_Input data_.
== == ==

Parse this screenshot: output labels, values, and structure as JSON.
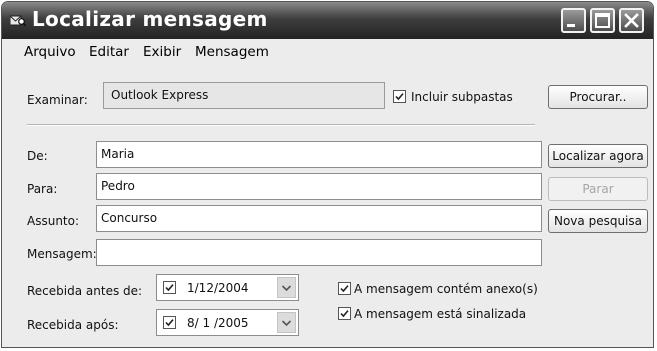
{
  "window": {
    "title": "Localizar mensagem"
  },
  "menu": [
    "Arquivo",
    "Editar",
    "Exibir",
    "Mensagem"
  ],
  "examinar": {
    "label": "Examinar:",
    "value": "Outlook Express"
  },
  "include_subfolders": {
    "label": "Incluir subpastas",
    "checked": true
  },
  "buttons": {
    "procurar": "Procurar..",
    "localizar_agora": "Localizar agora",
    "parar": "Parar",
    "nova_pesquisa": "Nova pesquisa"
  },
  "fields": {
    "de": {
      "label": "De:",
      "value": "Maria"
    },
    "para": {
      "label": "Para:",
      "value": "Pedro"
    },
    "assunto": {
      "label": "Assunto:",
      "value": "Concurso"
    },
    "mensagem": {
      "label": "Mensagem:",
      "value": ""
    }
  },
  "dates": {
    "recebida_antes": {
      "label": "Recebida antes de:",
      "value": "1/12/2004",
      "checked": true
    },
    "recebida_apos": {
      "label": "Recebida após:",
      "value": "8/ 1 /2005",
      "checked": true
    }
  },
  "options": {
    "anexo": {
      "label": "A mensagem contém anexo(s)",
      "checked": true
    },
    "sinalizada": {
      "label": "A mensagem está sinalizada",
      "checked": true
    }
  }
}
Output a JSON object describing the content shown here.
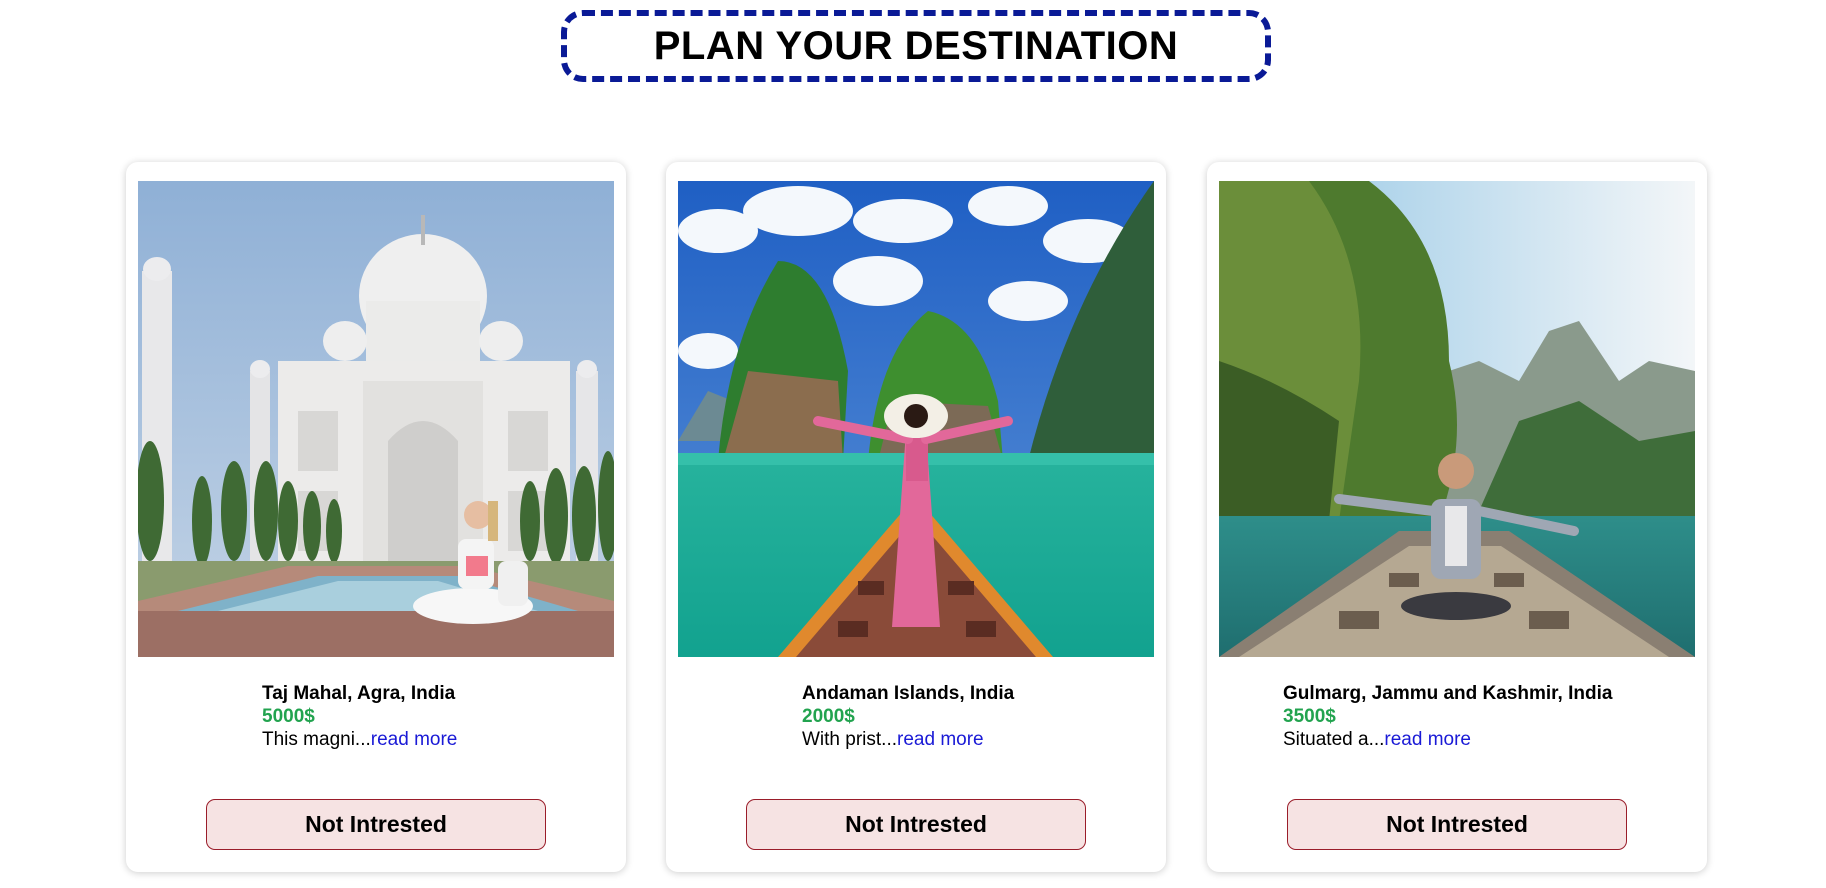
{
  "header": {
    "title": "PLAN YOUR DESTINATION"
  },
  "colors": {
    "title_border": "#0a1a96",
    "price": "#22a34f",
    "link": "#1a1ad6",
    "button_bg": "#f6e3e3",
    "button_border": "#9a1d2a"
  },
  "cards": [
    {
      "place": "Taj Mahal, Agra, India",
      "price": "5000$",
      "description": "This magni...",
      "read_more": "read more",
      "button": "Not Intrested"
    },
    {
      "place": "Andaman Islands, India",
      "price": "2000$",
      "description": "With prist...",
      "read_more": "read more",
      "button": "Not Intrested"
    },
    {
      "place": "Gulmarg, Jammu and Kashmir, India",
      "price": "3500$",
      "description": "Situated a...",
      "read_more": "read more",
      "button": "Not Intrested"
    }
  ]
}
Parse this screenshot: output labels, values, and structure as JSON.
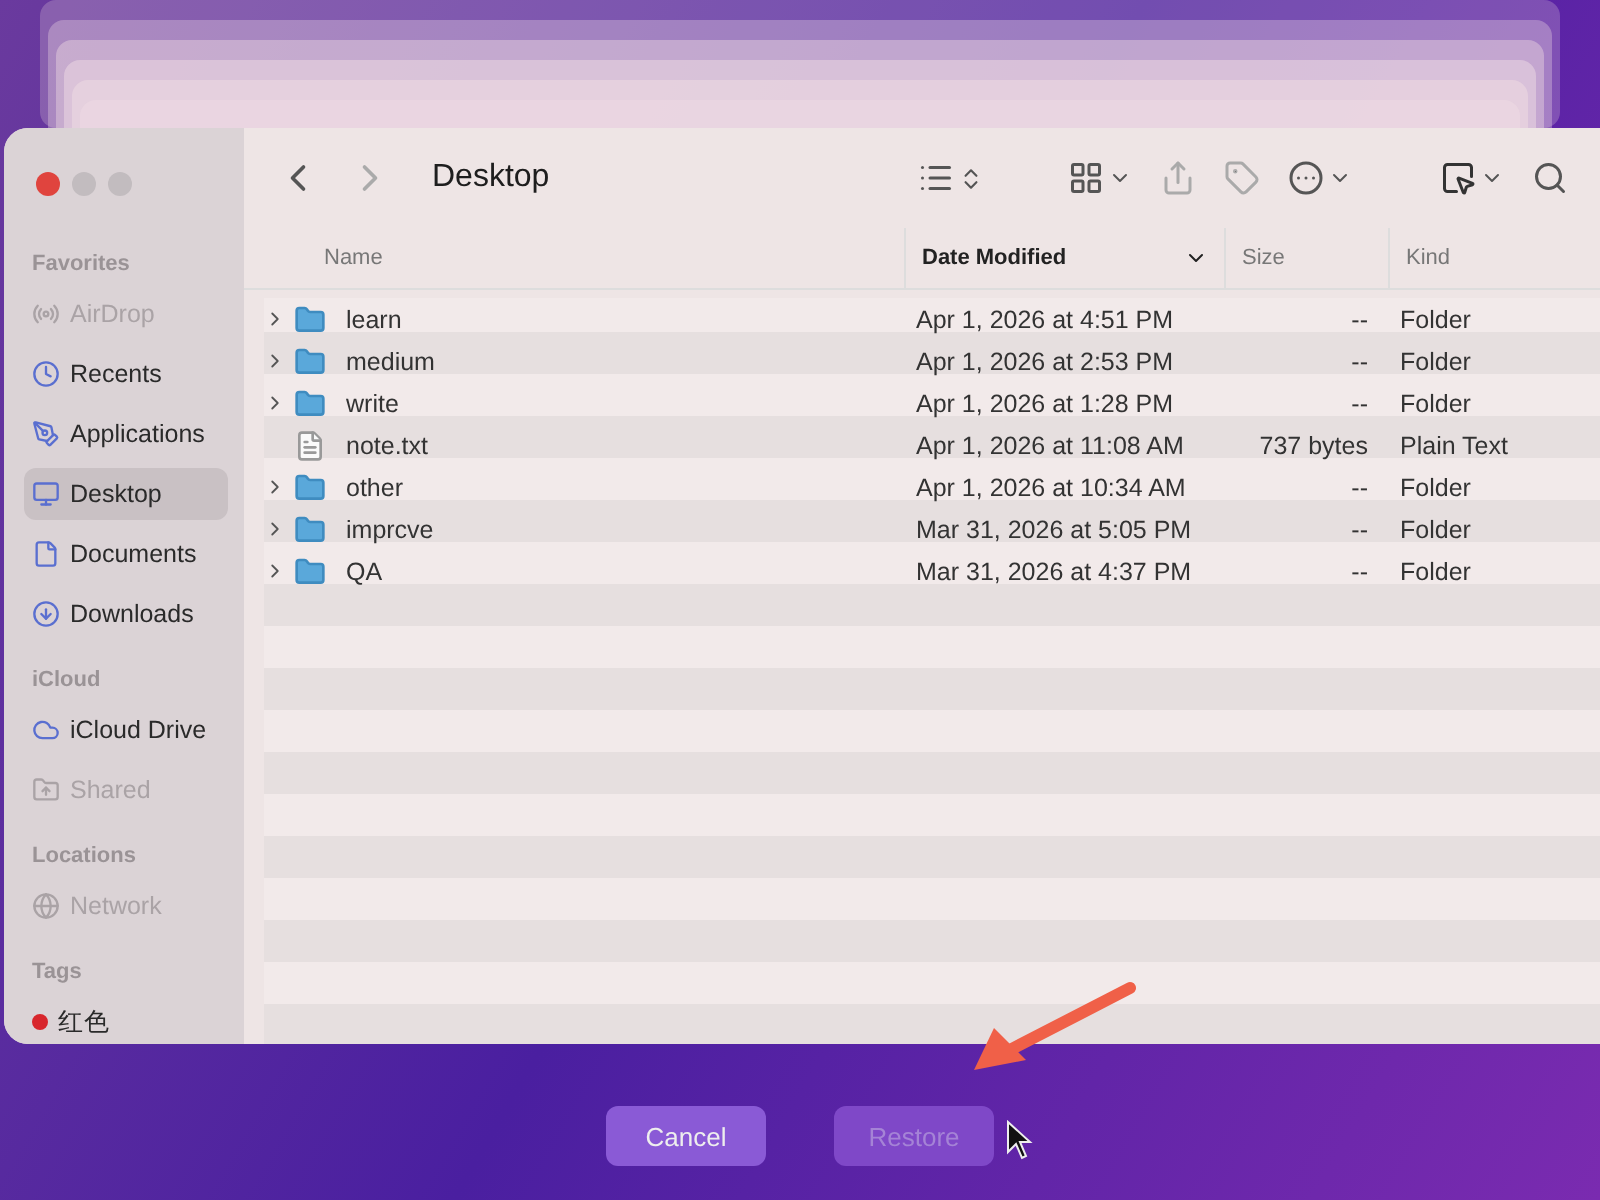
{
  "window": {
    "title": "Desktop"
  },
  "sidebar": [
    {
      "heading": "Favorites",
      "items": [
        {
          "label": "AirDrop",
          "selected": false,
          "disabled": true
        },
        {
          "label": "Recents",
          "selected": false,
          "disabled": false
        },
        {
          "label": "Applications",
          "selected": false,
          "disabled": false
        },
        {
          "label": "Desktop",
          "selected": true,
          "disabled": false
        },
        {
          "label": "Documents",
          "selected": false,
          "disabled": false
        },
        {
          "label": "Downloads",
          "selected": false,
          "disabled": false
        }
      ]
    },
    {
      "heading": "iCloud",
      "items": [
        {
          "label": "iCloud Drive",
          "selected": false,
          "disabled": false
        },
        {
          "label": "Shared",
          "selected": false,
          "disabled": true
        }
      ]
    },
    {
      "heading": "Locations",
      "items": [
        {
          "label": "Network",
          "selected": false,
          "disabled": true
        }
      ]
    },
    {
      "heading": "Tags"
    }
  ],
  "tags": [
    {
      "label": "红色",
      "color": "#d8262c"
    }
  ],
  "columns": [
    {
      "label": "Name",
      "selected": false
    },
    {
      "label": "Date Modified",
      "selected": true
    },
    {
      "label": "Size",
      "selected": false
    },
    {
      "label": "Kind",
      "selected": false
    }
  ],
  "rows": [
    {
      "kind": "folder",
      "name": "learn",
      "date": "Apr 1, 2026 at 4:51 PM",
      "size": "--",
      "type": "Folder"
    },
    {
      "kind": "folder",
      "name": "medium",
      "date": "Apr 1, 2026 at 2:53 PM",
      "size": "--",
      "type": "Folder"
    },
    {
      "kind": "folder",
      "name": "write",
      "date": "Apr 1, 2026 at 1:28 PM",
      "size": "--",
      "type": "Folder"
    },
    {
      "kind": "file",
      "name": "note.txt",
      "date": "Apr 1, 2026 at 11:08 AM",
      "size": "737 bytes",
      "type": "Plain Text"
    },
    {
      "kind": "folder",
      "name": "other",
      "date": "Apr 1, 2026 at 10:34 AM",
      "size": "--",
      "type": "Folder"
    },
    {
      "kind": "folder",
      "name": "imprcve",
      "date": "Mar 31, 2026 at 5:05 PM",
      "size": "--",
      "type": "Folder"
    },
    {
      "kind": "folder",
      "name": "QA",
      "date": "Mar 31, 2026 at 4:37 PM",
      "size": "--",
      "type": "Folder"
    }
  ],
  "buttons": [
    {
      "label": "Cancel",
      "disabled": false
    },
    {
      "label": "Restore",
      "disabled": true
    }
  ]
}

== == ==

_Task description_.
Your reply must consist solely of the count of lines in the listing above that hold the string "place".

_Answer below_.
3